Overall, Members stressed that it is time to implement a major strategic European vegetable protein production and supply plan based on the sustainable development of all the crops grown throughout the EU.

They called for:

  • the Commission to take immediate actions aimed at avoiding any reduction in the current production level of protein crops, taking into due account the environmental benefits deriving from the conventional cultivation of nitrogen-fixing crops in EFAs;
  • the establishment of a European platform, supported by the European Crops Market Observatory to identify protein cultivation areas, determine protein production capabilities and catalogue all research done so far on proteins.

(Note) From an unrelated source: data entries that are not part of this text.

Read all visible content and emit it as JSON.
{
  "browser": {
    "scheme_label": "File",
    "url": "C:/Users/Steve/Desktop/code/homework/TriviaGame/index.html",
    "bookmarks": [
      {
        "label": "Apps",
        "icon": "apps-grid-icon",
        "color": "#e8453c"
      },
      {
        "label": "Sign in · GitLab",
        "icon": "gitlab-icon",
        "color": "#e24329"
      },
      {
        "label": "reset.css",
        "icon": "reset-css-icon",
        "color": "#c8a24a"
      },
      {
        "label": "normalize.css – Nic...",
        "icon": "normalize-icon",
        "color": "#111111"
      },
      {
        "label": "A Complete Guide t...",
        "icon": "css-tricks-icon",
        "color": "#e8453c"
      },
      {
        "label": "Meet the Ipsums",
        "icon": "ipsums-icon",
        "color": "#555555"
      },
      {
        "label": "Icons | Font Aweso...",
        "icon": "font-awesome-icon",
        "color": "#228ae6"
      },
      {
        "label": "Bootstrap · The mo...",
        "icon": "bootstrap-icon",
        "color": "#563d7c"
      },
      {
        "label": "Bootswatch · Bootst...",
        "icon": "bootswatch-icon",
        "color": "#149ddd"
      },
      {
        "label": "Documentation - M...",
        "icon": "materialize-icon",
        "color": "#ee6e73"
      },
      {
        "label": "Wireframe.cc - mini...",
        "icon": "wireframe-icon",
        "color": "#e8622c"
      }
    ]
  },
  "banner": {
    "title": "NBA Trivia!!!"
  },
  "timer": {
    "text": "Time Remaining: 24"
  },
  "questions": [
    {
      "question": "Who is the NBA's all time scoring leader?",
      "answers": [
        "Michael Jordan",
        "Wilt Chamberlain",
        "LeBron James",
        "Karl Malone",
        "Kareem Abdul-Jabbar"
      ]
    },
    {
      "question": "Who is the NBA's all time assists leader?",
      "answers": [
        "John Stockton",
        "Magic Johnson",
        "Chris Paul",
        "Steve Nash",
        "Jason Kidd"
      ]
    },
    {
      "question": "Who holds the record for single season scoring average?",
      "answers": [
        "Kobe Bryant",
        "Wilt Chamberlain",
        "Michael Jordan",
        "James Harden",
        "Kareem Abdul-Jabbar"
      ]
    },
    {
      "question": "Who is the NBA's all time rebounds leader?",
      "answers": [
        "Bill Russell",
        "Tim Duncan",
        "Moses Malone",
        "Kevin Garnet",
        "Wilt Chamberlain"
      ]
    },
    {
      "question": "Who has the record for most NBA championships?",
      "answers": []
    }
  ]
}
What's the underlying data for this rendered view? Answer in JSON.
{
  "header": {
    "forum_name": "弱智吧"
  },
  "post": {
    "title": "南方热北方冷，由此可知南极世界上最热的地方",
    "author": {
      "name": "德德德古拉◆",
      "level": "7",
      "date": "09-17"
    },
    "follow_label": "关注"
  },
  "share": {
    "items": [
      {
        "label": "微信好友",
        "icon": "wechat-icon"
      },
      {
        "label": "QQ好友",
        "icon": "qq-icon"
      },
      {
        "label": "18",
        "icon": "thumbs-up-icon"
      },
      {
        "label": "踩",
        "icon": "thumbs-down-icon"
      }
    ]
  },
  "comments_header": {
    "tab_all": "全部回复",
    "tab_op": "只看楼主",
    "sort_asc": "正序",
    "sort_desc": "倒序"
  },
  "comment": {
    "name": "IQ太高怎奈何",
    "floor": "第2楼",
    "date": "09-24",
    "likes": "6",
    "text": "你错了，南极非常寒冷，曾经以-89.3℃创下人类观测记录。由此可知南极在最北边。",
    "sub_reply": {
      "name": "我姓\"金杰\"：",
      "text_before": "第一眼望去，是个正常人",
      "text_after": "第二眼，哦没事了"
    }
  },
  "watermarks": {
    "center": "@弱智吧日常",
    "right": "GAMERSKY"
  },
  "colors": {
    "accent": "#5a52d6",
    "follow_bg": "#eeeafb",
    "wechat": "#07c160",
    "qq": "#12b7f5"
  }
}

The EU should then heavily invest into integrated and targeted research to make protein crops more economically attractive and their production more competitive and to increase their yield.

Plan’s objectives: Members recommended supporting, in particular under the CAP, the cultivation of soya in the EU by making it profitable and competitive, as new varieties are currently opening up fresh possibilities for some regions where the crop can adapt.

They also encouraged the need to:

  • develop local and regional protein production and processing chains by establishing groups of farmers and by creating closer links between arable crop farmers and livestock farmers;
  • assist, via the CAP, operators taking risks by entering short supply chains for protein-based food and feed;
  • support greater self-sufficiency of farms in animal feed at both farm and regional level and for ruminants as well as for mono-gastric animals, including through on-farm feed production;
  • increase the profitability of these crops and to develop practices such as crop rotation (over a minimum of three years) and under-sowing for leguminous crops, and increase the mixing of varieties and crops in the pulse (clover/rape, triticale/peas etc.) and forage (grass, clovers, meslins, etc.) production sectors, in order to shift towards a more sustainable agri-food system, supporting a shift from input-intensive crop monocultures within and outside the EU towards a diversified agro ecological system.

Plan’s instruments: Members stressed that this plan calls for the mobilisation and coordination of several EU policies: the CAP; research policy; environmental and climate action policies; energy policy; the neighbourhood policy and trade policy.

It is important for the CAP to support protein crop cultivation by means of different measures such as the voluntary coupled payment – which should not be restricted to crops and regions, in difficulty in order to give scope for more action – and the greening payment, and by means of the second pillar, particularly through agro-environmental measures on organic and other types of farming, investment quality, the Farm Advisory System (FAS), training and of course innovation via the EIP. The report highlighted that the introduction of a coupled payment has driven protein crop production in some Member States.

Members stressed the need to introduce new instruments to help increase the supply of plant proteins, in particular soya, and to ensure equitable implementation across all the Member States.

The report highlighted the need to secure autonomy in soya supplies by cooperating more closely with the EU’s neighbourhood. Members supported the establishment of transparent product labelling systems based on certified production standards, such as the Danube Soya and Europe Soya standards.

Lastly, Members called for adjustments to the second pillar of the CAP to provide better recognition of and remuneration for the contribution of crops that feed pollinators at critical times of the season (early flowering plants in spring) and their role in fighting pollinator decline.